He’s known in 2 Kings 18 as Sennacherib’s right-hand man—the evil opponent of King Hezekiah, taunting the walled-up Jews with blasphemy and obscenity. But contrary to common belief, Rabshakeh was not his name. The “rabshakeh” was actually one of the highest positions in the Assyrian and Babylonian royal courts, perhaps most known from this biblical account of the Assyrian invasion of Judah. Archaeology has confirmed the use of this royal title—albeit, belonging to another man.
The Rabshakeh Stela, on display at the Biblical Lands Museum in Jerusalem, chronicles another Assyrian official with this title who lived about a century and a half before the Bible’s Rabshakeh.
Dating to approximately 859–825 b.c.e., the rectangular stela has two parts: an inscription on the top half and an image on the bottom half. The inscription commemorates the rabshakeh’s activities and exploits within the city and province bearing his name, and the image depicts a seated Assyrian god wearing a horned helmet with a sun disk above his head (probably either the god Adad or Ninurta).
The stela was commissioned by “Assur-[buna’i-usu]r, the eunuch, the chief cupbear[er].” The word rabshakeh translates to “chief cupbearer,” “chief of the cupbearers,” or “chief of the officers.” The word translated eunuch is also translated “official” or “chamberlain.”
According to the Eponym List (a year-by-year Assyrian chronicle), Assur-buna’i-usur was first listed as the rabshakeh in 855 b.c.e., and again in 825 and 816—overlapping the approximate dating of the stela.
In a 1998 paper, Elnathan Weissert concluded that Assur-buna’i-usur may have assumed his office during the reign of Assurnasirpal ii and continued serving as rabshakeh under Shalmaneser iii and Samsi-Adad v.

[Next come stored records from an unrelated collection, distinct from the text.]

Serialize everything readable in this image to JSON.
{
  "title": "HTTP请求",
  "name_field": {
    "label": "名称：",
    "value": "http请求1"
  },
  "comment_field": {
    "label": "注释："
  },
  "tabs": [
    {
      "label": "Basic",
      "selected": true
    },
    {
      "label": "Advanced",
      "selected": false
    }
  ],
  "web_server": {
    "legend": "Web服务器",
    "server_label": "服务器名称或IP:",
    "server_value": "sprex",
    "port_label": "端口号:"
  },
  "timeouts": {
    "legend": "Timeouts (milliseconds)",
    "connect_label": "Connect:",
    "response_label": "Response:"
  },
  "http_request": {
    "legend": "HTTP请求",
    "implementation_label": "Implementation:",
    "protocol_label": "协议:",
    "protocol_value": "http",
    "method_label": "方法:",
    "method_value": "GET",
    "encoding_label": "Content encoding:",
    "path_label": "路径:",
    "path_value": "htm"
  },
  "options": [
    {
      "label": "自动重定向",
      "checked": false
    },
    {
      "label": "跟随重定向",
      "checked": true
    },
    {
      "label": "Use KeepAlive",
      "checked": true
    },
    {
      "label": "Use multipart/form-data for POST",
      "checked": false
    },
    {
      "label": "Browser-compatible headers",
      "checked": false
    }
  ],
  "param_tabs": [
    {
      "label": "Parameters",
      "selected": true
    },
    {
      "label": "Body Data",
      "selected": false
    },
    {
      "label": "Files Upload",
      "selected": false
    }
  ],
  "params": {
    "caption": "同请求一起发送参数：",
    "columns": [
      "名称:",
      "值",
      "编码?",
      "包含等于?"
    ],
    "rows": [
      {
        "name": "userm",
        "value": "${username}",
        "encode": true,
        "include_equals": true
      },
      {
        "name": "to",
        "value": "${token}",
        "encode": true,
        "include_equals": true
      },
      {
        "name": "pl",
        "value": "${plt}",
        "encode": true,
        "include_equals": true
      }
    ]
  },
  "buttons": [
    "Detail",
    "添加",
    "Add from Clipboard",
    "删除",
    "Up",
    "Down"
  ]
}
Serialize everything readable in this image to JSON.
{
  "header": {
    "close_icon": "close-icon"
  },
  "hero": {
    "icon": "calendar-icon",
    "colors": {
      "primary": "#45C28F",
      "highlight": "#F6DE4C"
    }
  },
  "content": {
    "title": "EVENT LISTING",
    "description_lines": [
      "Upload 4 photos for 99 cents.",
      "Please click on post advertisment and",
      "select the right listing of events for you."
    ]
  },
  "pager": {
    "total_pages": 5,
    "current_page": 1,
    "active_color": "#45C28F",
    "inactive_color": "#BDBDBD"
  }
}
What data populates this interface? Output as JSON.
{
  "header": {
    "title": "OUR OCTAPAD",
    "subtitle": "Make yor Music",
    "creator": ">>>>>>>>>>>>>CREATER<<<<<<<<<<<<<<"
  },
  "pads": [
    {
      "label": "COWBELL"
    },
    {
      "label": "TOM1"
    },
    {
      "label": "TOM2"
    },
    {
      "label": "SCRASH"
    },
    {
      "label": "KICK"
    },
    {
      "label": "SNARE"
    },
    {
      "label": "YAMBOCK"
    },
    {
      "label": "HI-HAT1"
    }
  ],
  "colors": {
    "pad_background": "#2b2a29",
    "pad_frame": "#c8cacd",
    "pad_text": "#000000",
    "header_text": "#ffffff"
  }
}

Assur-buna’i-usur served the majority of his 39 years as rabshakeh during the reign of Shalmaneser iii. This Assyrian king is most known for his rapid military expansion into North Syria, the conquest of Damascus, and commissioning the notorious Black Obelisk to record his military victories. As such, he would have seen the subservience of the northern kingdom of Israel to Assyria’s rule—as is depicted on the obelisk, displaying King Jehu offering tribute to King Shalmaneser. And since Shalmaneser is depicted on the obelisk, it would not be surprising if his right-hand rabshekah was as well—our Assur-buna’i-usur (perhaps one of the men to his left).
In 2 Kings 18, a later rabshakeh was sent by Assyrian King Sennacherib from Lachish with a contingent of soldiers to deliver a warning message to the Jewish officials in Jerusalem and to set up camp outside the city. (For more information, visit our online exhibit “Seals of Isaiah and King Hezekiah Discovered.”)
In the Persian Empire, Nehemiah was known as the “king’s cupbearer”—a “rabshakeh,” of sorts. He served under King Artaxerxes, son of King Xerxes and possibly Queen Esther. As the king’s cupbearer, Nehemiah was expected to “taste test” the king’s food and drink to insure an attempt was not made on his life. This was a man in whom the king placed complete trust. (For more information, please read “Nehemiah: A Man and a Momentous Wall.”) Evidently, this Persian position wasn’t nearly on the same level as the Assyrian rabshakeh, but it does highlight the high degree of trust held in the individual at the king’s side—in this case, an Israelite. (There has been some speculation, and even a Talmudic tradition, that Sennacherib’s rabshakeh was a renegade Israelite. This is partly due to his knowledge of Hebrew and of Hezekiah’s reforms—2 Kings 18:26, 22.)
The Rabshakeh Stela proves the existence of this exalted position, and provides archaeological evidence of the Bible’s accuracy in describing even the bureaucracy of foreign nations.